__WHAT THE EXERCISE ASKS__.
Report every line of the data where the string "危機管理室" appears.
======
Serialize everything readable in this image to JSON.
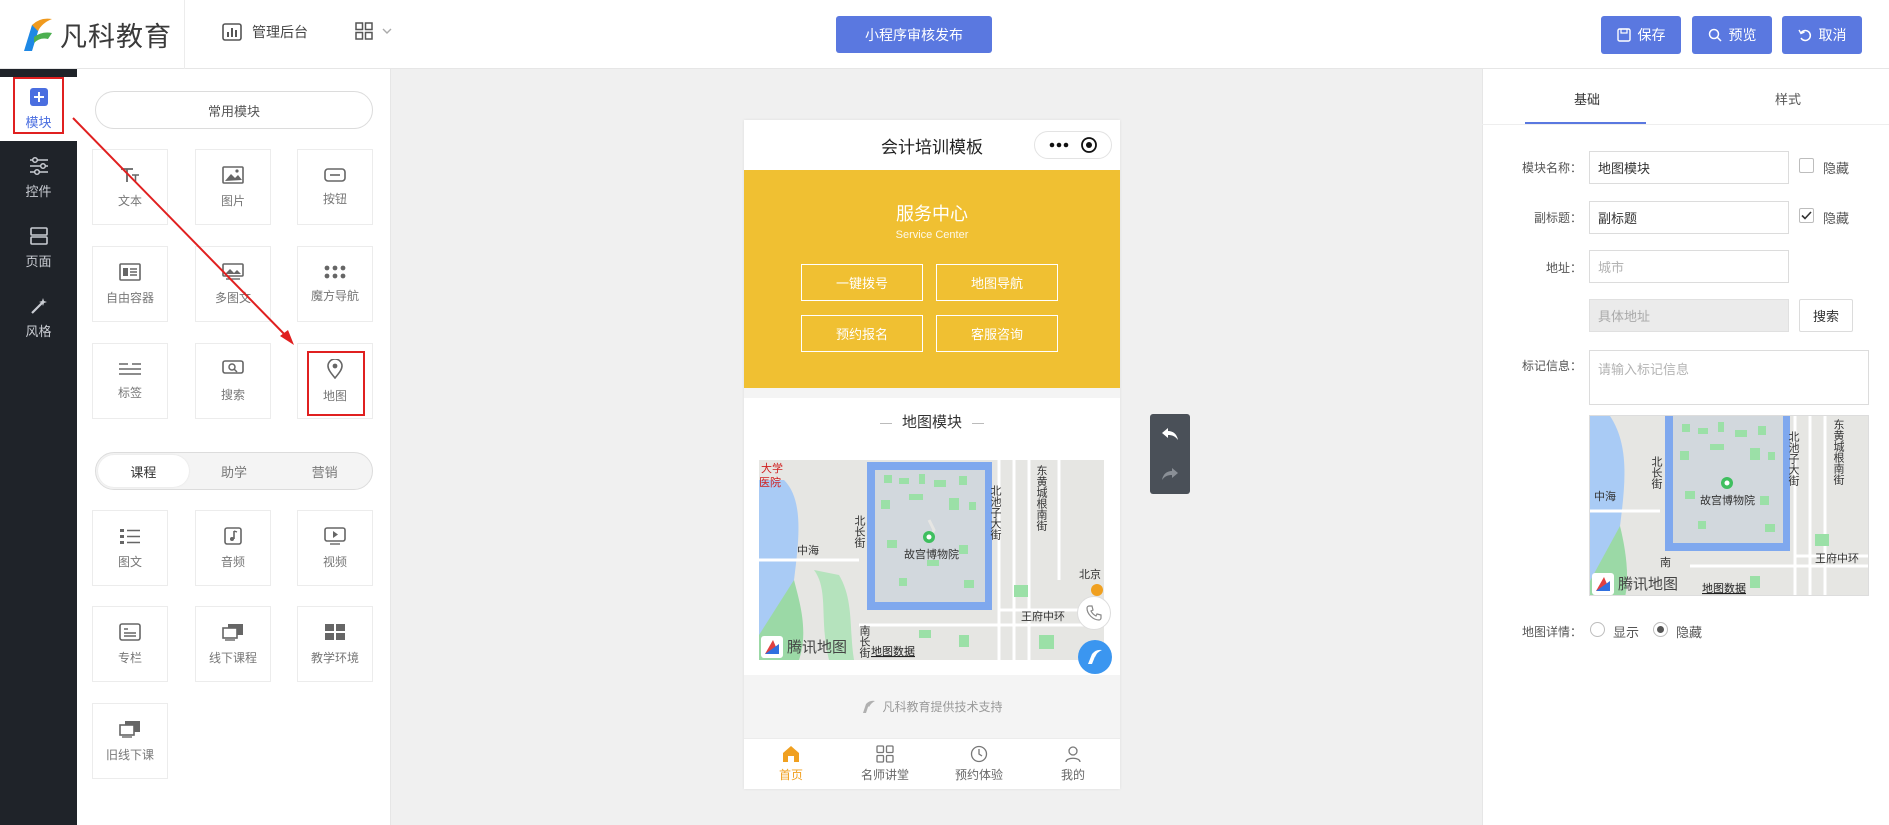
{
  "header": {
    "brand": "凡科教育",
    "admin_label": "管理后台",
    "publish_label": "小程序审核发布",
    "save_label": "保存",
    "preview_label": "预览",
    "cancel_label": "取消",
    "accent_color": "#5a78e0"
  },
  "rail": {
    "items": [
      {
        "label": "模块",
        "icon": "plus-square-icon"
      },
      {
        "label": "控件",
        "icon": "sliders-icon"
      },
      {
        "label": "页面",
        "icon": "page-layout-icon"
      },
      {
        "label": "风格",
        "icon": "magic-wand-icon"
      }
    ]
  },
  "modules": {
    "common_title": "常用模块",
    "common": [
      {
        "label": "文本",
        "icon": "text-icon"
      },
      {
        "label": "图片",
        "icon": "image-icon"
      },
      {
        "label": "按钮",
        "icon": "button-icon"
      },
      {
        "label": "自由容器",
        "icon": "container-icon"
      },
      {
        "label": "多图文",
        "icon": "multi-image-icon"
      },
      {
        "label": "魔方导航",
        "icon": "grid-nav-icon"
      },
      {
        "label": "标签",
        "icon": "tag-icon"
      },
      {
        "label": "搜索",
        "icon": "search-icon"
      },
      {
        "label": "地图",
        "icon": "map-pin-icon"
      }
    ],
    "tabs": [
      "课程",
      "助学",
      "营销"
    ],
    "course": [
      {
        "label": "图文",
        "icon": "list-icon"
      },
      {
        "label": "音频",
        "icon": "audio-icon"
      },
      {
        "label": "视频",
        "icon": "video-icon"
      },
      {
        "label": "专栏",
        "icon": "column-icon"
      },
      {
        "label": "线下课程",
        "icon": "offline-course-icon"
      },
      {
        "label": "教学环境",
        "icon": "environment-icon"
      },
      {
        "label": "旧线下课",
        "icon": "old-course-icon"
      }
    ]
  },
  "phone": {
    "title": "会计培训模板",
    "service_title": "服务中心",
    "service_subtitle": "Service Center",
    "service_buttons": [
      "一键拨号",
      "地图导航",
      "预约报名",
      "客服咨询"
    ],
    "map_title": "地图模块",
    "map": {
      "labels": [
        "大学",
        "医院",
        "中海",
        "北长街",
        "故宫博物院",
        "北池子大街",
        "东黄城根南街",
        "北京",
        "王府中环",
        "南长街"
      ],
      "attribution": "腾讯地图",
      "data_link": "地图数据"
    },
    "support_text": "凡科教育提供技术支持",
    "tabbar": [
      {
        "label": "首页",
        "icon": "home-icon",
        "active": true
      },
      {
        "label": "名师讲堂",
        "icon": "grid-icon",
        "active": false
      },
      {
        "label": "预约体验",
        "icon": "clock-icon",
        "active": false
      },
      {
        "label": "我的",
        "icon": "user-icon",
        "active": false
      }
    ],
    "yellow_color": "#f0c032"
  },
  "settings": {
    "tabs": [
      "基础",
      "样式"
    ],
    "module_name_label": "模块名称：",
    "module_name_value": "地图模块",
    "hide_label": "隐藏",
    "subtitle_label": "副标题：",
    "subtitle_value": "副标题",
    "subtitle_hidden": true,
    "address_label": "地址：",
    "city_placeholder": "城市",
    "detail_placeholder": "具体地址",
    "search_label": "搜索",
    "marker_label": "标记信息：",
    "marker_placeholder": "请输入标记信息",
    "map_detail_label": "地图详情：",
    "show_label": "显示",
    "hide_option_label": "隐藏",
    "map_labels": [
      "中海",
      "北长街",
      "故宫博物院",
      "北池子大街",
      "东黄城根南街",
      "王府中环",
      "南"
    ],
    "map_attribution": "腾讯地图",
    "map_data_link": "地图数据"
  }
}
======
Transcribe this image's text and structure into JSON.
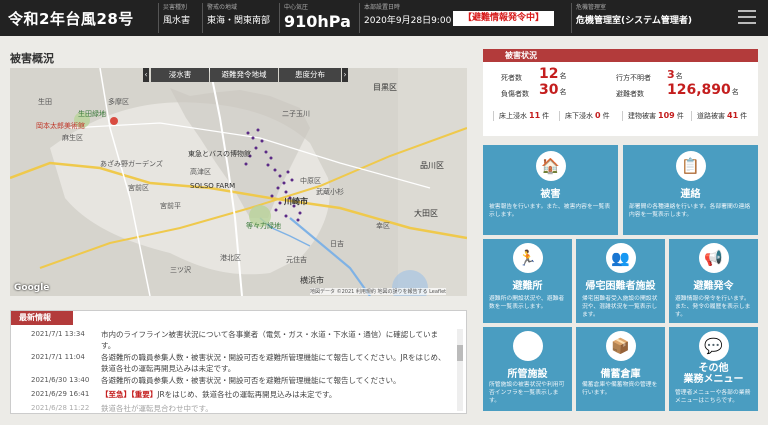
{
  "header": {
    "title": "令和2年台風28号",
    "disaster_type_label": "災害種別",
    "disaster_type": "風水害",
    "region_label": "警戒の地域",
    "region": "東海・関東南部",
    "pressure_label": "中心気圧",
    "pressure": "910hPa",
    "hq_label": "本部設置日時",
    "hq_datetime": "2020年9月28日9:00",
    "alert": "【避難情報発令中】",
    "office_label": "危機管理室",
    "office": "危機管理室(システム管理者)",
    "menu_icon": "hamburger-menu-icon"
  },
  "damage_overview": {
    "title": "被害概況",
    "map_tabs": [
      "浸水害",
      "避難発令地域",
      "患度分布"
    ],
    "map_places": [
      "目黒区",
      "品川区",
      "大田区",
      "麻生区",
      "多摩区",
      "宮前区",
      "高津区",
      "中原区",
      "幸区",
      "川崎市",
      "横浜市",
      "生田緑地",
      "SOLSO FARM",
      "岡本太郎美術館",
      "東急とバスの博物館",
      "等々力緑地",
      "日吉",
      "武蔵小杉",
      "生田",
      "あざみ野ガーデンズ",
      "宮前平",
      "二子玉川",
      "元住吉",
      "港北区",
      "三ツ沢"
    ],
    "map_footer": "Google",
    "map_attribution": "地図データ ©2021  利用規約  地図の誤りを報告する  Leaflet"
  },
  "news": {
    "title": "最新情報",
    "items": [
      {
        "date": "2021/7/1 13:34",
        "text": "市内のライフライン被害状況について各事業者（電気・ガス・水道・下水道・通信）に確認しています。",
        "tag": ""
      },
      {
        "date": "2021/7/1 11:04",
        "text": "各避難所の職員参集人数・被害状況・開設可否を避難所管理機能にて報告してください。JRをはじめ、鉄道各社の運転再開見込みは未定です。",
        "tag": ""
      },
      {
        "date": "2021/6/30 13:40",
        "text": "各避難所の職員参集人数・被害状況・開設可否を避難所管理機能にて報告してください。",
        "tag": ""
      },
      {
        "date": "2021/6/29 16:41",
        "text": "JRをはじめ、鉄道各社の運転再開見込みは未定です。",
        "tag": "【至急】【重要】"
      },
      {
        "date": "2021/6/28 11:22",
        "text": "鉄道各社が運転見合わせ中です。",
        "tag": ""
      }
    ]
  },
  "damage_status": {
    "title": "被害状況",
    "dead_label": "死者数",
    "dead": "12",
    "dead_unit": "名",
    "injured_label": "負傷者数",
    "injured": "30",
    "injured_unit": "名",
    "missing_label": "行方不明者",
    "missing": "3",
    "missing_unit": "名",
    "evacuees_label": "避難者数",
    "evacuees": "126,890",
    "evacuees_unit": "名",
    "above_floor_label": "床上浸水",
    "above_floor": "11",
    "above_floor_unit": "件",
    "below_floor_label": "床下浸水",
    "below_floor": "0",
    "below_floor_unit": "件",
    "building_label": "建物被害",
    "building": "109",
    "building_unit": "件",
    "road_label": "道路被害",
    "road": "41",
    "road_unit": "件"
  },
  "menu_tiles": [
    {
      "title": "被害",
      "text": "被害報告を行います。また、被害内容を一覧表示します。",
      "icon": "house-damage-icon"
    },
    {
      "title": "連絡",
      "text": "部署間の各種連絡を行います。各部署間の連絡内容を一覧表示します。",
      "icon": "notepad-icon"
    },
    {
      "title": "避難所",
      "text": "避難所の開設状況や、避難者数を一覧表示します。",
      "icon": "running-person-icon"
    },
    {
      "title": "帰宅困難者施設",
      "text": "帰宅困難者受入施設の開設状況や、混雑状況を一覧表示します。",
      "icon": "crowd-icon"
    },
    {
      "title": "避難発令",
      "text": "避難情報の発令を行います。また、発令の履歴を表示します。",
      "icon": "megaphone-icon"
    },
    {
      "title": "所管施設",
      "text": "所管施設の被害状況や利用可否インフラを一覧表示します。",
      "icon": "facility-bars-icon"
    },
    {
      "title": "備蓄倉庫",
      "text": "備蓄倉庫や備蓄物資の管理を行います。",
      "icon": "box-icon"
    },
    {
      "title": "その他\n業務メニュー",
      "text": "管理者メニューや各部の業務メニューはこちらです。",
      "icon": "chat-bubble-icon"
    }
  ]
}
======
__WRITTEN RESPONSE__.
    "office_label": "危機管理室",
    "office": "危機管理室(システム管理者)",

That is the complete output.